Returning for a 16th installment, All The Devils Are Here shows Armand Gamache in Paris with his family.
Readers are introduced to Gamache’s billionaire godfather, Stephen.
As they walk home after dinner, Stephen is critically injured in a hit-and-run incident. Ganache knows that this was no accident.
When an unusual key is found in Stephen’s possession, Gamache and his beloved wife are sent from the top of the Eiffel Tower down into the depths of the Paris archives and from luxury hotels to coded art.
Deep family secrets begin to be uncovered until a gruesome discovery in Stephen’s apartment makes it apparent that the secrets are much more rancid than they first appeared.
Gamache and his wife find themselves in immediate danger and have to uncover the truth to escape.
- A wild change of setting and stunning insight into the family of the beloved Armand Gamache.
- The attitude of Gamache feels different in this story from others in the series.
The penultimate book in the series is The Madness Of Crowds.
This story is set around the New Year’s period in Three Pines.
Gamache finds himself unable to participate in the season’s festivities due to a simple request.
Gamache is asked to provide security for a lecture at a nearby university.
The request is perplexing to the seasoned inspector, that is until he begins to look into the lecturer.
When he uncovers a repulsive agenda, he begs the university to cancel the lecture.
The university refuses his request and accuses Gamache of censorship and cowardice.
However, before long, the repulsive views seep into local conversations until truth and fact, reality and delusion become completely blurred.
Discussions become debates, and debates become arguments.
This turns into fights and as sides are declared, madness takes hold. When this culminates in a murder, it is up to Gamache to investigate.
- This book truly transcends the genre of mystery in true Louise Penny style.
- The subject of the book is a reflection of the times which may be uncomfortable for readers who prefer pure fiction.
The most recent addition to the Inspector Gamache series to date is A World Of Curiosities.
Spring has sprung again in the small village of Three Pines.
However, residents are about to find out that not everything that is dormant should reemerge.
As the community prepares for a celebration, Gamache and long-time partner Beauvoir become concerned at the reappearance of a familiar man and woman.
They were just children when they experienced their mother being murdered. They were damaged and had now returned to Three Pines, but why?

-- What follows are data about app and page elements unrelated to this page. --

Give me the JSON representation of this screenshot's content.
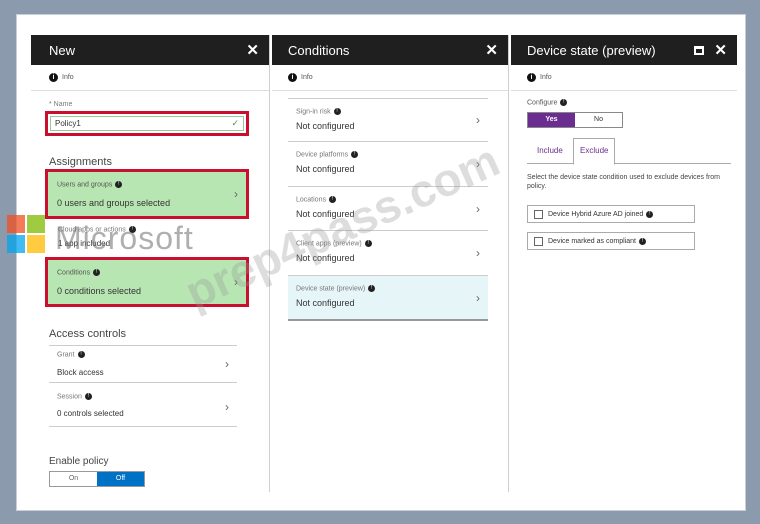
{
  "info_label": "Info",
  "blade_new": {
    "title": "New",
    "name_label": "* Name",
    "name_value": "Policy1",
    "assignments_title": "Assignments",
    "users": {
      "label": "Users and groups",
      "value": "0 users and groups selected"
    },
    "cloud_apps": {
      "label": "Cloud apps or actions",
      "value": "1 app included"
    },
    "conditions": {
      "label": "Conditions",
      "value": "0  conditions  selected"
    },
    "access_title": "Access controls",
    "grant": {
      "label": "Grant",
      "value": "Block access"
    },
    "session": {
      "label": "Session",
      "value": "0 controls selected"
    },
    "enable_title": "Enable policy",
    "toggle_on": "On",
    "toggle_off": "Off"
  },
  "blade_conditions": {
    "title": "Conditions",
    "items": [
      {
        "label": "Sign-in risk",
        "value": "Not configured"
      },
      {
        "label": "Device platforms",
        "value": "Not configured"
      },
      {
        "label": "Locations",
        "value": "Not configured"
      },
      {
        "label": "Client apps (preview)",
        "value": "Not configured"
      },
      {
        "label": "Device state (preview)",
        "value": "Not configured"
      }
    ]
  },
  "blade_device": {
    "title": "Device state (preview)",
    "configure_label": "Configure",
    "yes": "Yes",
    "no": "No",
    "tab_include": "Include",
    "tab_exclude": "Exclude",
    "description": "Select the device state condition used to exclude devices from policy.",
    "options": [
      {
        "label": "Device Hybrid Azure AD joined"
      },
      {
        "label": "Device marked as compliant"
      }
    ]
  },
  "watermarks": {
    "logo": "Microsoft",
    "site": "prep4pass.com"
  },
  "colors": {
    "accent": "#6b2d8f",
    "toggle_blue": "#0072c6",
    "red_outline": "#c8102e",
    "green_fill": "#b8e6b3",
    "header": "#1f1f1f"
  }
}
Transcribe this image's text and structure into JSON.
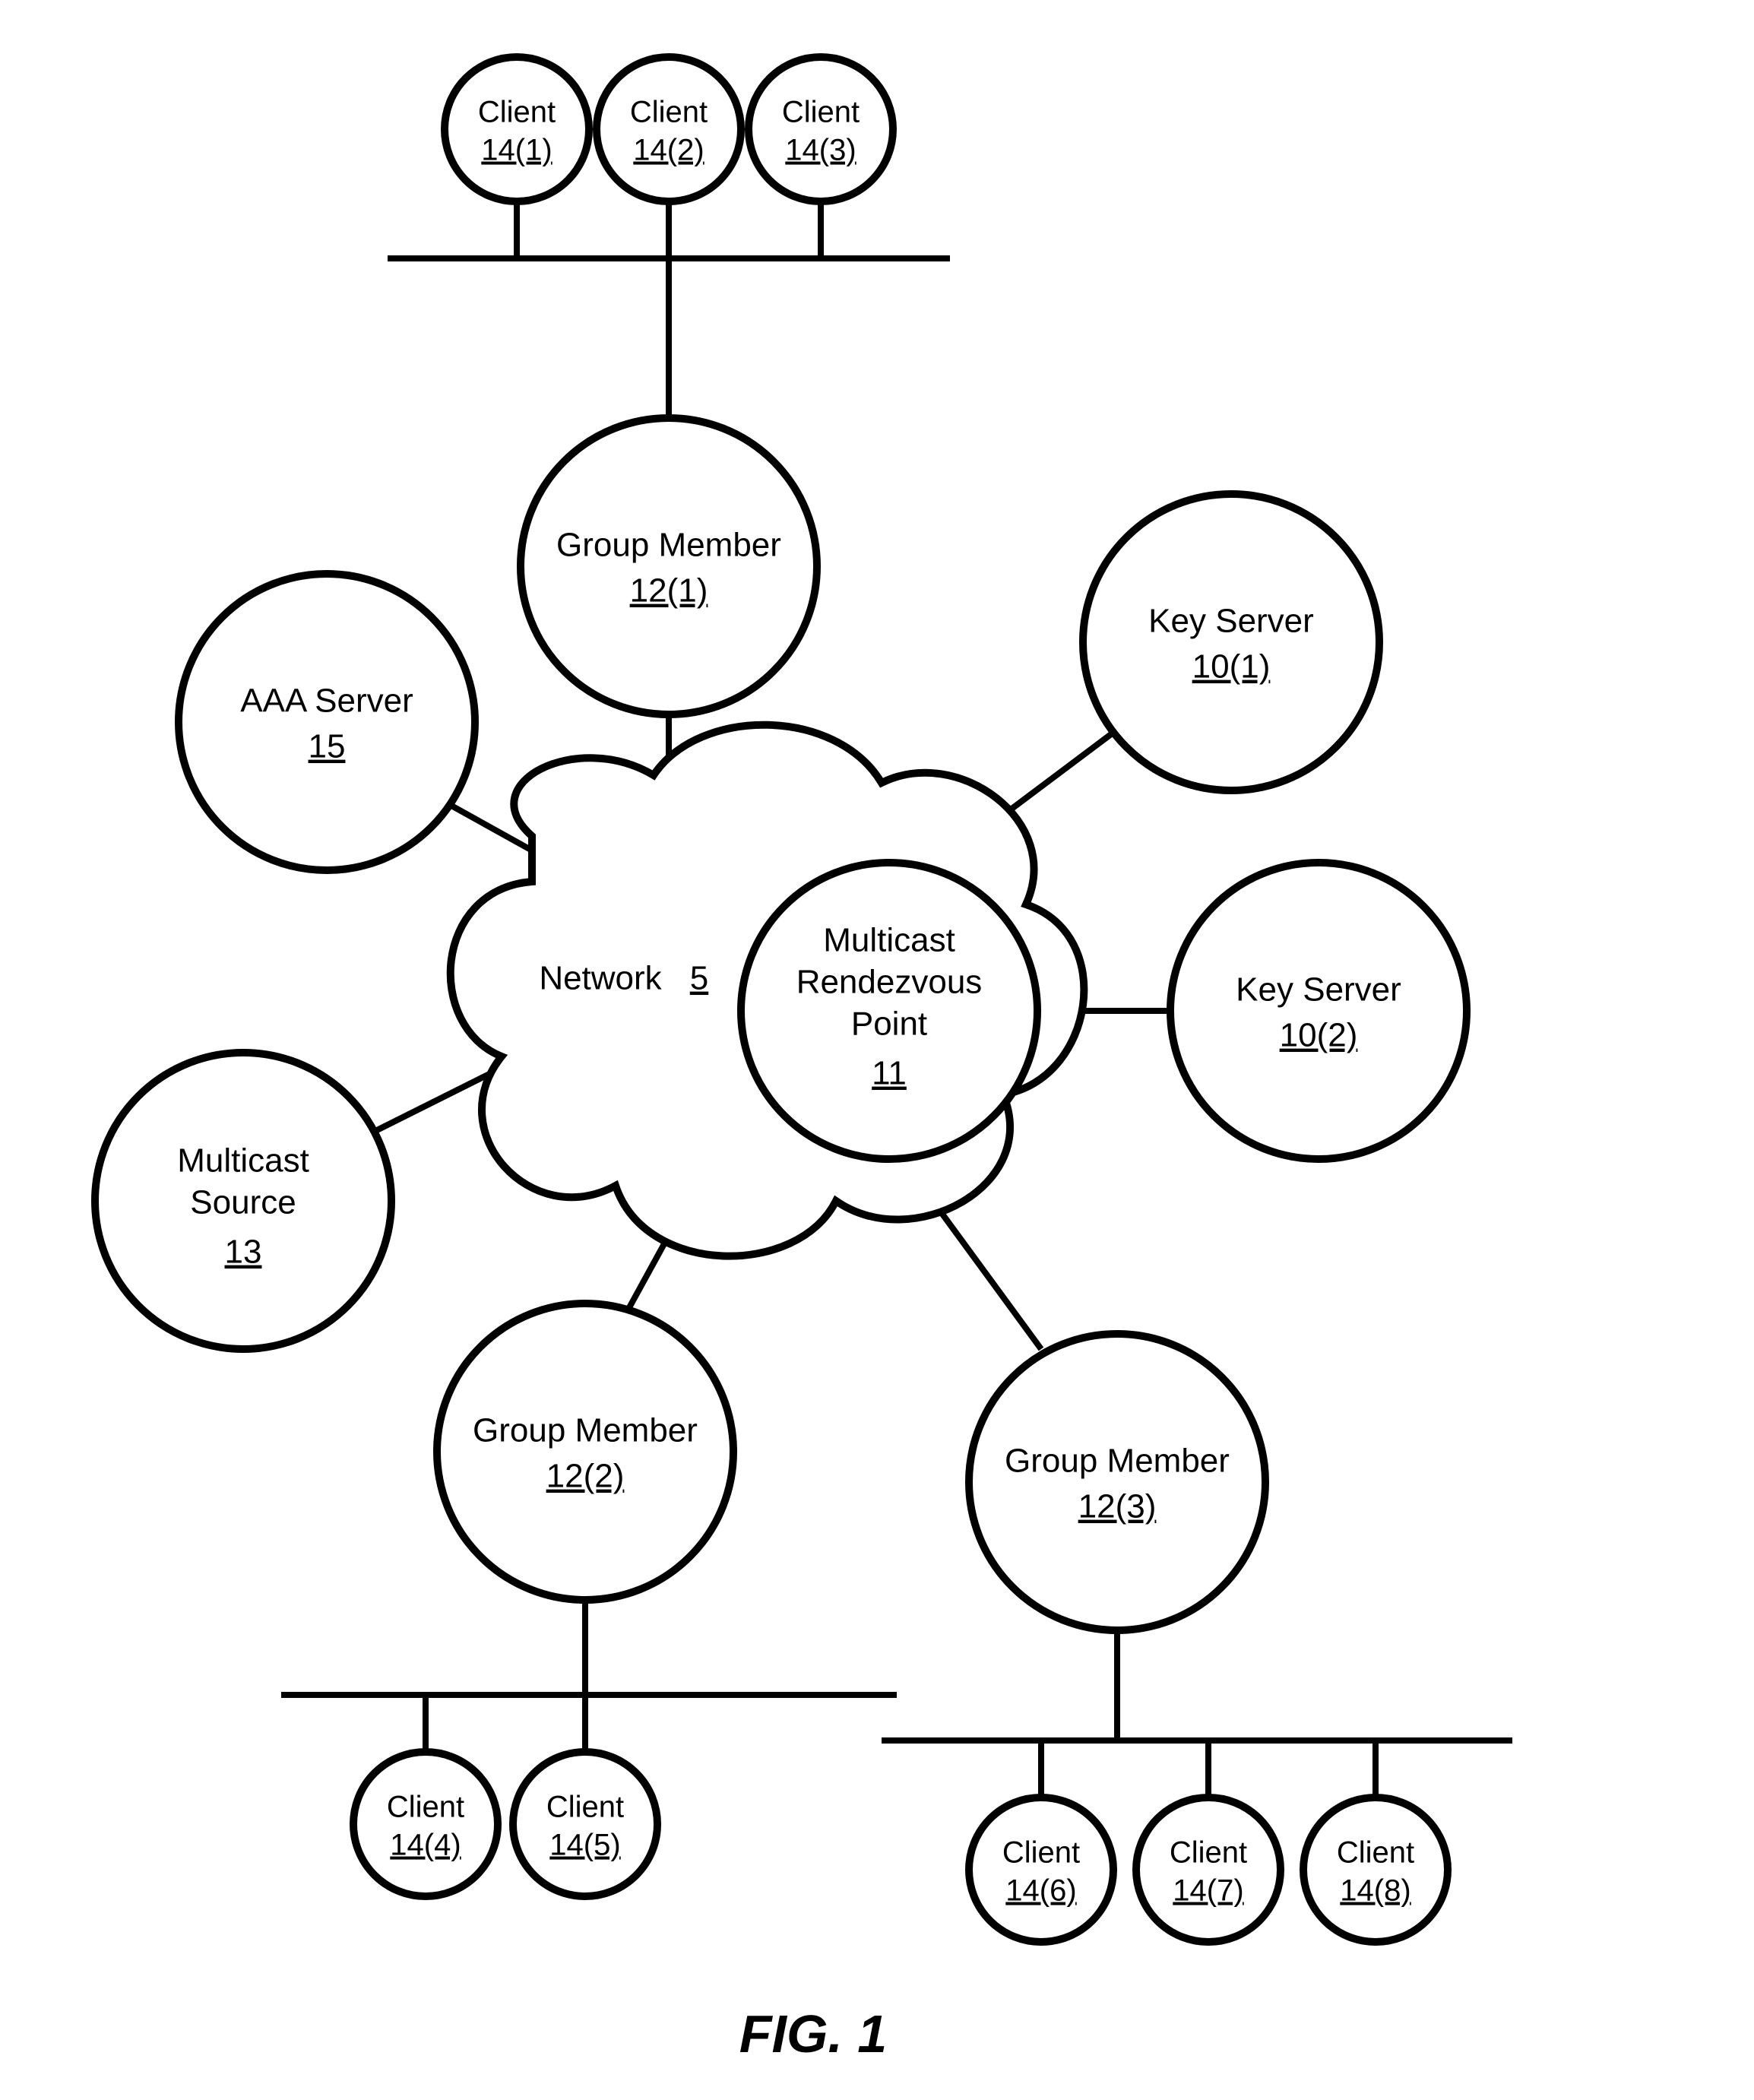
{
  "figure_label": "FIG. 1",
  "network": {
    "label": "Network",
    "ref": "5"
  },
  "rendezvous": {
    "line1": "Multicast",
    "line2": "Rendezvous",
    "line3": "Point",
    "ref": "11"
  },
  "nodes": {
    "aaa": {
      "line1": "AAA Server",
      "ref": "15"
    },
    "multicast_source": {
      "line1": "Multicast",
      "line2": "Source",
      "ref": "13"
    },
    "key_server_1": {
      "line1": "Key Server",
      "ref": "10(1)"
    },
    "key_server_2": {
      "line1": "Key Server",
      "ref": "10(2)"
    },
    "group_member_1": {
      "line1": "Group Member",
      "ref": "12(1)"
    },
    "group_member_2": {
      "line1": "Group Member",
      "ref": "12(2)"
    },
    "group_member_3": {
      "line1": "Group Member",
      "ref": "12(3)"
    }
  },
  "clients": {
    "c1": {
      "label": "Client",
      "ref": "14(1)"
    },
    "c2": {
      "label": "Client",
      "ref": "14(2)"
    },
    "c3": {
      "label": "Client",
      "ref": "14(3)"
    },
    "c4": {
      "label": "Client",
      "ref": "14(4)"
    },
    "c5": {
      "label": "Client",
      "ref": "14(5)"
    },
    "c6": {
      "label": "Client",
      "ref": "14(6)"
    },
    "c7": {
      "label": "Client",
      "ref": "14(7)"
    },
    "c8": {
      "label": "Client",
      "ref": "14(8)"
    }
  }
}
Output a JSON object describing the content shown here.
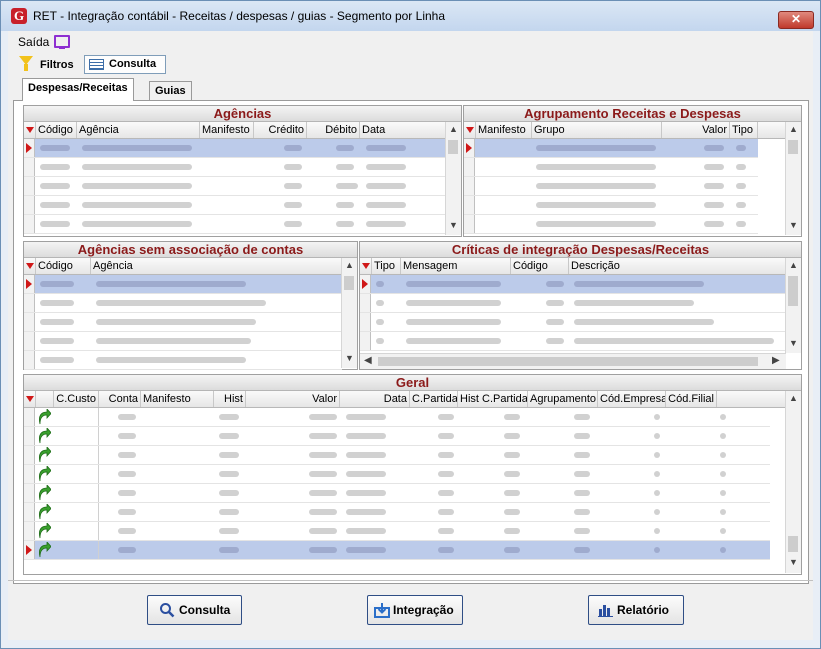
{
  "window": {
    "title": "RET - Integração contábil - Receitas / despesas / guias - Segmento por Linha",
    "app_icon_letter": "G",
    "close_label": "✕"
  },
  "menu": {
    "saida_label": "Saída"
  },
  "toolbar": {
    "filtros_label": "Filtros",
    "consulta_label": "Consulta"
  },
  "tabs": {
    "despesas_receitas": "Despesas/Receitas",
    "guias": "Guias"
  },
  "agencias": {
    "title": "Agências",
    "columns": [
      "Código",
      "Agência",
      "Manifesto",
      "Crédito",
      "Débito",
      "Data"
    ]
  },
  "agrupamento": {
    "title": "Agrupamento Receitas e Despesas",
    "columns": [
      "Manifesto",
      "Grupo",
      "Valor",
      "Tipo"
    ]
  },
  "agencias_sem": {
    "title": "Agências sem associação de contas",
    "columns": [
      "Código",
      "Agência"
    ]
  },
  "criticas": {
    "title": "Críticas de integração Despesas/Receitas",
    "columns": [
      "Tipo",
      "Mensagem",
      "Código",
      "Descrição"
    ]
  },
  "geral": {
    "title": "Geral",
    "columns": [
      "C.Custo",
      "Conta",
      "Manifesto",
      "Hist",
      "Valor",
      "Data",
      "C.Partida",
      "Hist C.Partida",
      "Agrupamento",
      "Cód.Empresa",
      "Cód.Filial"
    ]
  },
  "buttons": {
    "consulta": "Consulta",
    "integracao": "Integração",
    "relatorio": "Relatório"
  },
  "colors": {
    "pane_title": "#8b1a1a",
    "selected_row": "#bccbea",
    "indicator": "#d01818",
    "button_border": "#2f4e85"
  }
}
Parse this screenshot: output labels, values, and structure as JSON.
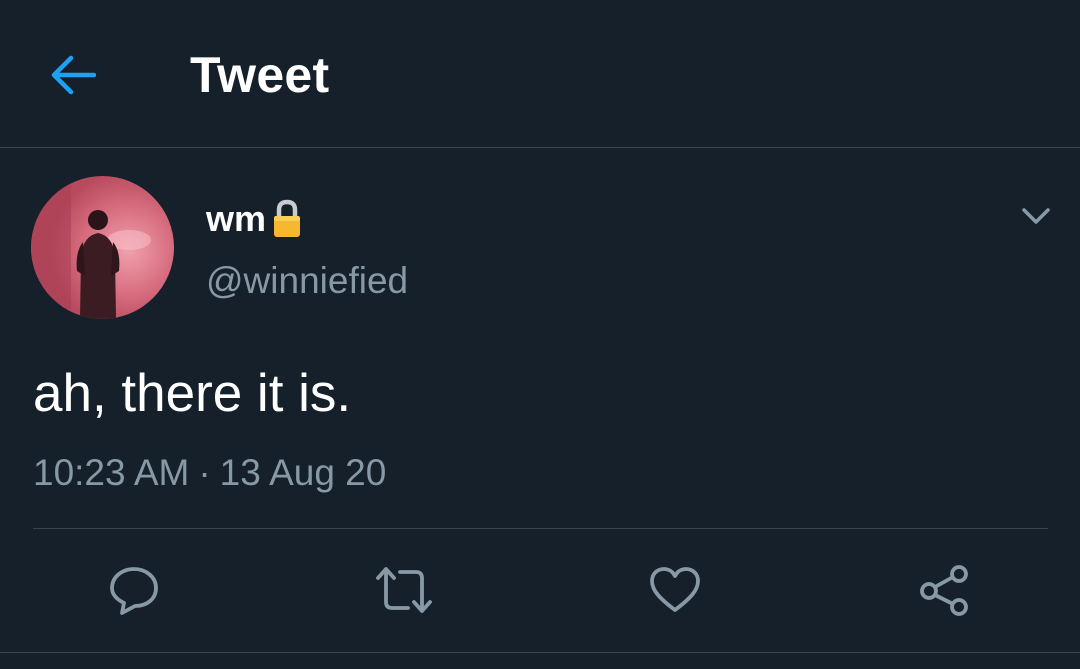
{
  "header": {
    "title": "Tweet",
    "back_icon": "arrow-left-icon"
  },
  "tweet": {
    "display_name": "wm",
    "lock_icon": "lock-icon",
    "handle": "@winniefied",
    "text": "ah, there it is.",
    "time": "10:23 AM",
    "separator": "·",
    "date": "13 Aug 20"
  },
  "actions": [
    {
      "name": "reply",
      "icon": "reply-icon"
    },
    {
      "name": "retweet",
      "icon": "retweet-icon"
    },
    {
      "name": "like",
      "icon": "heart-icon"
    },
    {
      "name": "share",
      "icon": "share-icon"
    }
  ],
  "colors": {
    "background": "#15202b",
    "accent": "#1da1f2",
    "secondary_text": "#8899a6",
    "border": "#38444d"
  }
}
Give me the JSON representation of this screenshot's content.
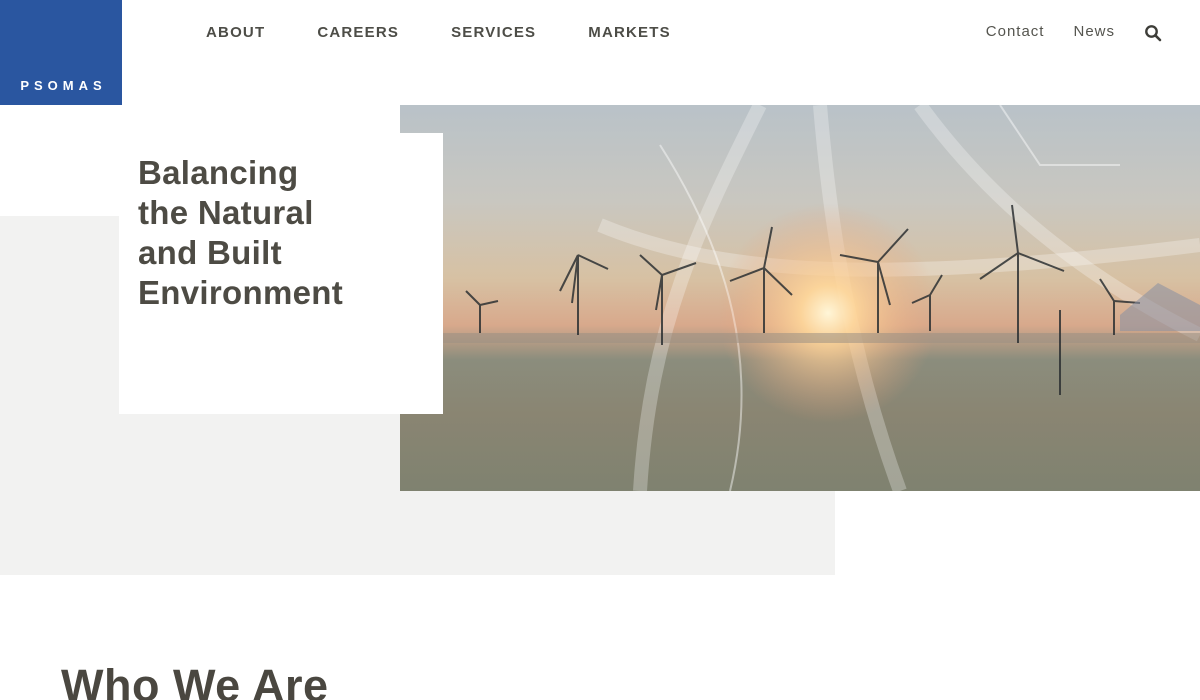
{
  "brand": {
    "logo_text": "PSOMAS",
    "color": "#2a56a0"
  },
  "nav": {
    "main": [
      {
        "label": "ABOUT"
      },
      {
        "label": "CAREERS"
      },
      {
        "label": "SERVICES"
      },
      {
        "label": "MARKETS"
      }
    ],
    "utility": {
      "contact": "Contact",
      "news": "News",
      "search_icon": "search-icon"
    }
  },
  "hero": {
    "title_lines": [
      "Balancing",
      "the Natural",
      "and Built",
      "Environment"
    ],
    "image": "wind-turbines-sunset-desert"
  },
  "section": {
    "heading": "Who We Are"
  }
}
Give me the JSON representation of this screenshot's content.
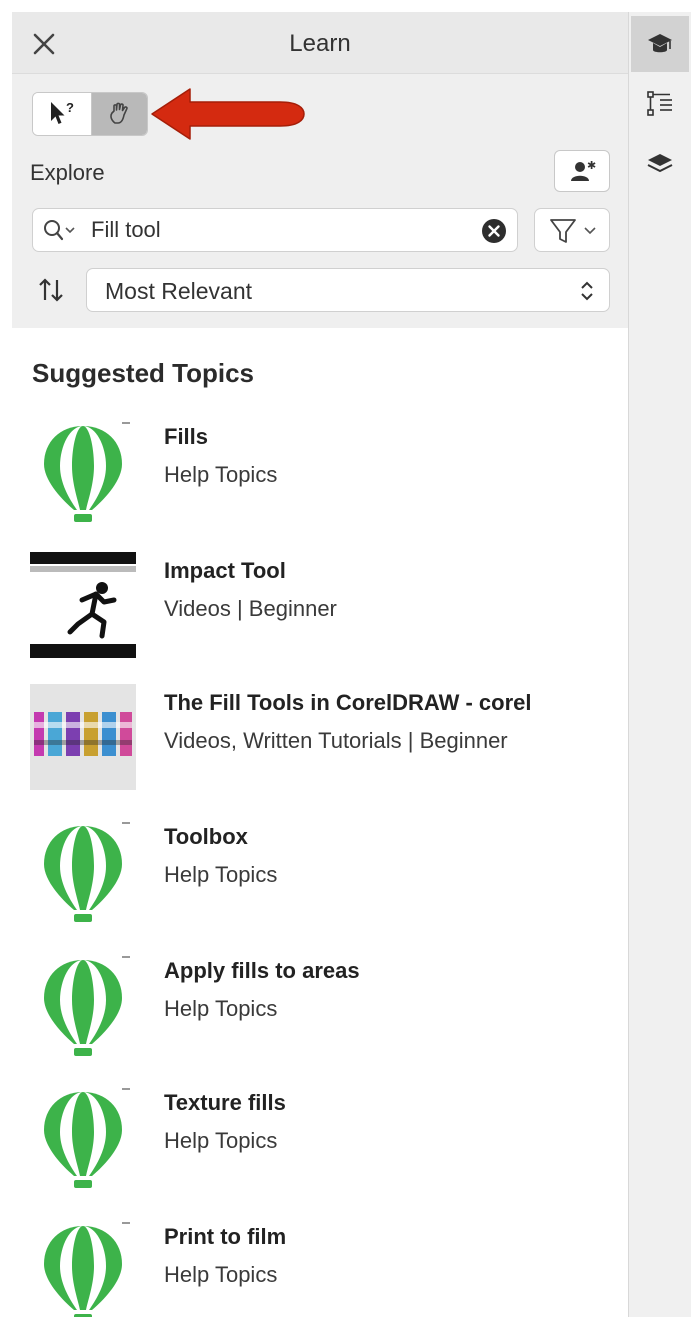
{
  "panel": {
    "title": "Learn",
    "close_icon": "close-icon"
  },
  "mode_toggle": {
    "help_icon": "cursor-help-icon",
    "learn_icon": "hand-icon"
  },
  "explore": {
    "label": "Explore",
    "profile_icon": "user-star-icon"
  },
  "search": {
    "value": "Fill tool",
    "icon": "search-icon",
    "clear_icon": "clear-circle-icon"
  },
  "filter": {
    "icon": "filter-funnel-icon"
  },
  "sort": {
    "icon": "sort-arrows-icon",
    "selected": "Most Relevant"
  },
  "suggested": {
    "heading": "Suggested Topics",
    "topics": [
      {
        "title": "Fills",
        "subtitle": "Help Topics",
        "thumb": "balloon-logo"
      },
      {
        "title": "Impact Tool",
        "subtitle": "Videos | Beginner",
        "thumb": "runner-video"
      },
      {
        "title": "The Fill Tools in CorelDRAW - corel",
        "subtitle": "Videos, Written Tutorials | Beginner",
        "thumb": "fills-text-video"
      },
      {
        "title": "Toolbox",
        "subtitle": "Help Topics",
        "thumb": "balloon-logo"
      },
      {
        "title": "Apply fills to areas",
        "subtitle": "Help Topics",
        "thumb": "balloon-logo"
      },
      {
        "title": "Texture fills",
        "subtitle": "Help Topics",
        "thumb": "balloon-logo"
      },
      {
        "title": "Print to film",
        "subtitle": "Help Topics",
        "thumb": "balloon-logo"
      }
    ]
  },
  "right_strip": {
    "icons": [
      "graduation-cap-icon",
      "properties-icon",
      "layers-icon"
    ]
  },
  "colors": {
    "arrow": "#d42a10",
    "balloon_green": "#3db34a",
    "balloon_light": "#ffffff",
    "toggle_active": "#b9b9b9"
  }
}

While Gamache and Beauvoir ruminate on the tragic case that first brought them together, a 160-year-old letter filled with dread is discovered detailing the bricking up of an attic in the village.
As the villagers decide to unseal the room, a world of curiosities is discovered, but among the puzzles within puzzles, an enemy is released.
- This is another book in the series that showcases the stunning talent of Louise Penny’s writing within the world of Three Pines.
- Some long-time readers find the plot of this story to be convoluted and difficult to believe.
That is all of the books that are currently published within the Inspector Gamache series.
There are no signs of Louise Penny retiring the residents of Three Pines yet.
The books in this series are known for their incredible descriptions of relationships between characters yet it is very easy to get into the series at almost any point.
The books are written as stand-alone stories, however, the strong character development that arcs throughout the series means that the best way to truly enjoy the series is to read them in order of publication.
Frequently Asked Questions
How Many Books Are In The Inspector Gamache Series?
There are currently 18 novels in the Inspector Gamache series. There are no signs that Penny is planning to stop writing books for the series yet.
Can I Read The Inspector Gamache Series In Any Order?
The books in the Inspector Gamache series are designed to be stand-alone stories. However, they are best enjoyed in order of publication to truly appreciate the relationships of the characters.
Is Three Pines Based On The Inspector Gamache Books?
Yes, the television series Three Pines is based on the Inspector Gamache book series.